- [Required action] Find the string "suchen" in the entries and copy each line that has it.

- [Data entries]
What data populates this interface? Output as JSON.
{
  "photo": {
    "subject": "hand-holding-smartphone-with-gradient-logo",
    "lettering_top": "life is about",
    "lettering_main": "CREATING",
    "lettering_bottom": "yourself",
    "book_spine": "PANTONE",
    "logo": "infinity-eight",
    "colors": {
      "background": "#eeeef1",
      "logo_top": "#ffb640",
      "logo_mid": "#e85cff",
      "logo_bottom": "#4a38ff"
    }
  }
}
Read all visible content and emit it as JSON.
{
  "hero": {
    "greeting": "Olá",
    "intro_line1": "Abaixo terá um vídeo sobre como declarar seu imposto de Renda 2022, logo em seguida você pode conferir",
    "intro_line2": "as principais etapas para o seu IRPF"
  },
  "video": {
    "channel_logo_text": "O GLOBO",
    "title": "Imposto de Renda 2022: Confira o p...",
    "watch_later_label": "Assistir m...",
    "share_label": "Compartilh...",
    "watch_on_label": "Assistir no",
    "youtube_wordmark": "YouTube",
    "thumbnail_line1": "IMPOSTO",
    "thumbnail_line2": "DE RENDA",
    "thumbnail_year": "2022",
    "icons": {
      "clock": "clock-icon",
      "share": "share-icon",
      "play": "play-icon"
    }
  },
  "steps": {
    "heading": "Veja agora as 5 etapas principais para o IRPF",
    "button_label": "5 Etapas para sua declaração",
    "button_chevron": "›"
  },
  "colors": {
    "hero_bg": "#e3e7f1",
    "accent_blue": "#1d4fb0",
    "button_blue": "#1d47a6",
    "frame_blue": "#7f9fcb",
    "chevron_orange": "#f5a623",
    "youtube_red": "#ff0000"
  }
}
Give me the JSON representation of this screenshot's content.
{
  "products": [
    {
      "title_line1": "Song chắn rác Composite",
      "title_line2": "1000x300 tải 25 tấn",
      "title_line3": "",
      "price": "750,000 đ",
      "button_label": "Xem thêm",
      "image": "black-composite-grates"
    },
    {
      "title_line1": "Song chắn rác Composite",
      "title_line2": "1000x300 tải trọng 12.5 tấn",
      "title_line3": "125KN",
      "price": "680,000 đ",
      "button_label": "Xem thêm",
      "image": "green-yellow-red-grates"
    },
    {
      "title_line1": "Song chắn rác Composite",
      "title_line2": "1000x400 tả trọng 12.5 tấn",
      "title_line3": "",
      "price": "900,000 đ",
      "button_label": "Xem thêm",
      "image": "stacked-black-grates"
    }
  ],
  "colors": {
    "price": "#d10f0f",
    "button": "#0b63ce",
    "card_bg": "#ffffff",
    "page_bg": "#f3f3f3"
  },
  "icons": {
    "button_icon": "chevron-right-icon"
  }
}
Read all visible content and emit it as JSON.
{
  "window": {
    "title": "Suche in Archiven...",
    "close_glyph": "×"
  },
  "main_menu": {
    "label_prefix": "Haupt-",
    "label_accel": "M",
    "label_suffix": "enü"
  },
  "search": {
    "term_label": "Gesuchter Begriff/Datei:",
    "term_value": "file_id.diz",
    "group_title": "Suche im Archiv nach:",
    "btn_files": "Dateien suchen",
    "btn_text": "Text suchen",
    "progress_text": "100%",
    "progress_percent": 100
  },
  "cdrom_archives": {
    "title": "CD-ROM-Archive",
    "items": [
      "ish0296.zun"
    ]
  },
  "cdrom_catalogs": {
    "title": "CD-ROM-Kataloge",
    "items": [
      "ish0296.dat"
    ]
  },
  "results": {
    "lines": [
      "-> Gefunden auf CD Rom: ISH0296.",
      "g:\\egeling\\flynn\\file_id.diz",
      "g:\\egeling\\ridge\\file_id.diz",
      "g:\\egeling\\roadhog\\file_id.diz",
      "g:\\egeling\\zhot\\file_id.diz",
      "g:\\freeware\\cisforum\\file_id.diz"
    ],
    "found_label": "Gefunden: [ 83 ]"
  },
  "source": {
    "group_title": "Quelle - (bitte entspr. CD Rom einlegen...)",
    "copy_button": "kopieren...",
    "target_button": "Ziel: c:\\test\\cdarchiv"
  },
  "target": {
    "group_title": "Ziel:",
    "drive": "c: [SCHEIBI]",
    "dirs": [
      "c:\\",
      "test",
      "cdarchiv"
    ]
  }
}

- [Answer section]
    "btn_files": "Dateien suchen",
    "btn_text": "Text suchen",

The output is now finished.